Miami-Dade County

Miami-Dade drops demand to extend worker pay concessions

With Miami-Dade County’s budget clock ticking, Mayor Carlos Gimenez’s administration has dropped a key demand it was making of labor unions, in a bid to unstick contract negotiations.

Gimenez’s decision to stop trying to block $40 million in pay perks from “snapping back” to workers on Oct. 1, as scheduled, means the county is likely to see at least some service reductions and employee layoffs in the coming budget year. The mayor had said his “best-case scenario” budget would continue the pay concessions, which unions agreed to three years ago, until 2017.

While abandoning that request could result in job losses and service cuts, county negotiators hope the gesture will make union leaders more willing to adopt a more restrictive health-insurance plan that could save Miami-Dade $50 million in the $4.5 billion operating budget for 2014-15. Those savings would stave off some of the potential cutbacks — including all remaining police layoffs — but not all of them.

Lead negotiator Tyrone Williams formally announced the county’s latest position Monday in a session with the American Federation of State, County and Municipal Employees Local 199, which represents general-government workers and has perhaps the most cordial relationship with Miami-Dade among the county’s 10 collective-bargaining units.

“The reason we’re doing this is we deeply appreciate 199’s desire to negotiate with Miami-Dade County,” Williams said.
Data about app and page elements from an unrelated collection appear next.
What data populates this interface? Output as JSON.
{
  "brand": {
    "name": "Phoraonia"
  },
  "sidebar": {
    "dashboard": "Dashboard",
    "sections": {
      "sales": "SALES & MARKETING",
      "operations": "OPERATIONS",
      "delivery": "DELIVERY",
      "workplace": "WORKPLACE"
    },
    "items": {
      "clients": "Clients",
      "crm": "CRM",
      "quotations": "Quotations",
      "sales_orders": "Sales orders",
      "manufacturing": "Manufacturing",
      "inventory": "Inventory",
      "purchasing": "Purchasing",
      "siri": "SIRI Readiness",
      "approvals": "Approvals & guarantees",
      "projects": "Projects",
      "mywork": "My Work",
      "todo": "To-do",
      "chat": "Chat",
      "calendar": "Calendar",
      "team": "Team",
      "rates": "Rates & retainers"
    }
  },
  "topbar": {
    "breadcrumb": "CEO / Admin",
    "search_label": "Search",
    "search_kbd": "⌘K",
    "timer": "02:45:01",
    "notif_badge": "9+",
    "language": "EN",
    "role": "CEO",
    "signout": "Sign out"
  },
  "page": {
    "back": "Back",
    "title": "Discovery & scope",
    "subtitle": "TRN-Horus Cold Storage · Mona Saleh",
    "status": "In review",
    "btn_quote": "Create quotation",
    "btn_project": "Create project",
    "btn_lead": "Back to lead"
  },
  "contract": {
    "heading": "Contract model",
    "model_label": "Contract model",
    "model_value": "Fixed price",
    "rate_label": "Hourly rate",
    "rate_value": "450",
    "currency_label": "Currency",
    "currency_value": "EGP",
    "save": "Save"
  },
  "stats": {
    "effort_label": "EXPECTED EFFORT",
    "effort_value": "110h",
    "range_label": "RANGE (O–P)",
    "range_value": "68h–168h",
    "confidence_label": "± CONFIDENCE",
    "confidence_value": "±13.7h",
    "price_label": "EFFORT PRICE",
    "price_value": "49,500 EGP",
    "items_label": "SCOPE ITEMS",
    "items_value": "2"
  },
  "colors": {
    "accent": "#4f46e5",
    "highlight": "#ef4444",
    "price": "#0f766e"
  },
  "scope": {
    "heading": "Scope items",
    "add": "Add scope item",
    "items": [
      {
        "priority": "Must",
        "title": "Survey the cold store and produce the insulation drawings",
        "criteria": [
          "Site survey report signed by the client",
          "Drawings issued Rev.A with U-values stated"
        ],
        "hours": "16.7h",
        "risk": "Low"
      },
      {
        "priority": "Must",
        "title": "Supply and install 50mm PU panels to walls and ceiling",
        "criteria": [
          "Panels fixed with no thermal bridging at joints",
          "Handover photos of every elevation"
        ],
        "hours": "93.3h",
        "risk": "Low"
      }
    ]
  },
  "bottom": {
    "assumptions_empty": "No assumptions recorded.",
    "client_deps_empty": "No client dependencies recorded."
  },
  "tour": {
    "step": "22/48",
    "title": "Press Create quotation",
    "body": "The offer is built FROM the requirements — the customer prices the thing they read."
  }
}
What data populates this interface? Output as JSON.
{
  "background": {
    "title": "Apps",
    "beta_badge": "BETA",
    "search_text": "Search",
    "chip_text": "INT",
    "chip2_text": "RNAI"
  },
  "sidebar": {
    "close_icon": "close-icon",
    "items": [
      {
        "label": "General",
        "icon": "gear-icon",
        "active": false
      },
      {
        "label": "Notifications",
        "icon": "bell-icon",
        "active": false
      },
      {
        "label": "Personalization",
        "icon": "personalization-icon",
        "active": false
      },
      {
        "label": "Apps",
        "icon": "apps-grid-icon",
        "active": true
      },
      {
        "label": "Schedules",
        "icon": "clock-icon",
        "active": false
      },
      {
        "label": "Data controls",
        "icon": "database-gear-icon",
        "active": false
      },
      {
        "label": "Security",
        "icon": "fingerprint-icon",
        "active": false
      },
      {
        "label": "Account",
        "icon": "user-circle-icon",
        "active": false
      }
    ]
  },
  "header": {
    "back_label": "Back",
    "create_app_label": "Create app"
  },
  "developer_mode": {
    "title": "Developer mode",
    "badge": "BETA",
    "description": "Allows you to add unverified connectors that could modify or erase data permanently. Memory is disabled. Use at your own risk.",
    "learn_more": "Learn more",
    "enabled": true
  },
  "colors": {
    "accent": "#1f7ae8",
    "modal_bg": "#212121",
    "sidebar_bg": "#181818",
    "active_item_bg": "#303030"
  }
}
He had hinted at the county’s move at an initial negotiating session last week.

Among the perks are an extra $50 in each paycheck — which critics deride as “breathing pay” because no additional work is required to receive the payments — and added pay for working holidays.

Union administrator Andy Madtes said Monday he was grateful for the change — and indicated his members might go along with the scaled-back health- care benefits if Miami-Dade commits to some sort of salary raises in the next three years.

“If we could get closure on some type of understanding on wage increases moving forward, I think we’re going to get where we need to be on health care,” Madtes told Williams.

So far, Miami-Dade has rejected the union’s proposal to pay employees a 2 percent cost-of-living increase in 2016, and a 3 percent cost-of-living increase in 2017.

An agreement with one union — especially with AFSCME Local 199, the largest single bargaining unit, which represents more than 9,000 workers — could make it more likely for the remaining bargaining units to reach similar deals. Madtes said Thursday that more than one union would have to be on board with the new health-care plan.

“You can’t just have one union do it and the rest balk at it,” he said at the negotiating table.

Gimenez has proposed replacing one of the county’s three healthcare plans — the low-end one — with a new option, called “select,” that offers a smaller physician network but more-affordable premiums to cover spouses and children. Dependent premiums would be about 20 percent lower than for the next-best plan, according to the county, to allow lower-wage workers to insure their families.

Seventy percent of physicians in the existing network would be included, Miami-Dade administrators say.

Employees at the public Jackson Health System have had the select plan option for a year. The network includes Jackson doctors as well as those from other major hospital systems, such as Baptist and Memorial.

With the select plan, county workers would not have to pay premiums for their own coverage.

But as part of Gimenez’s proposal, they would be responsible, for the first time, for premiums for the middle-of-the-road plan, an HMO. Individual employees would have to pay $75 every two weeks for coverage. The high-end POS plan would continue to charge premiums, which would increase to $100 per pay period from about $15. For both the HMO and POS plans, dependent premiums would remain flat.

Co-pays would go up for emergency-room visits and for brand-name pharmaceutical drugs, to give employees an incentive to use urgent-care centers and generic brands, Miami-Dade administrators say.

“Our current co-pays for emergency room and our current co-pay for urgent care is exactly the same: $25,” Arleene Cuellar, the county’s human resources chief, said last week. “What’s billed to the county [for an emergency room visit] is significantly higher.”

Emergency rooms should still be used for emergencies, she added.

Gimenez’s administration found a more willing negotiating partner in Madtes, who has flown with the mayor to tour New York City clinics created by unions and the industry for hospitality workers.

Madtes took over his union’s reins in January and participated in a labor healthcare committee that proposed ways for the county to save money on insurance. He has pushed for a permanent committee to review healthcare costs and said that if his union agrees to the insurance-plan changes, then the $5.2 million in savings that it could bring should go to saving his union’s 395 positions on the chopping block.

“We don’t want people losing their jobs,” he told the county last week.

Gimenez plans to implement the healthcare changes for non-unionized employees, including department directors and county commissioners’ staffs. That would amount to a $2 million savings. Insurance enrollment usually begins in late October.

Though the unions were slated to get back their pay perks anyway, voluntarily withdrawing the issue is the county’s attempt to try a softer negotiating tack as the end of the budget year approaches. Labor leaders could still propose to extend the concessions themselves, though that appears unlikely.

County commissioners must sign off on a spending plan after two public hearings next month.

Gimenez already dropped his initial request for a 10 percent salary cut across the board, which was met with resounding labor opposition.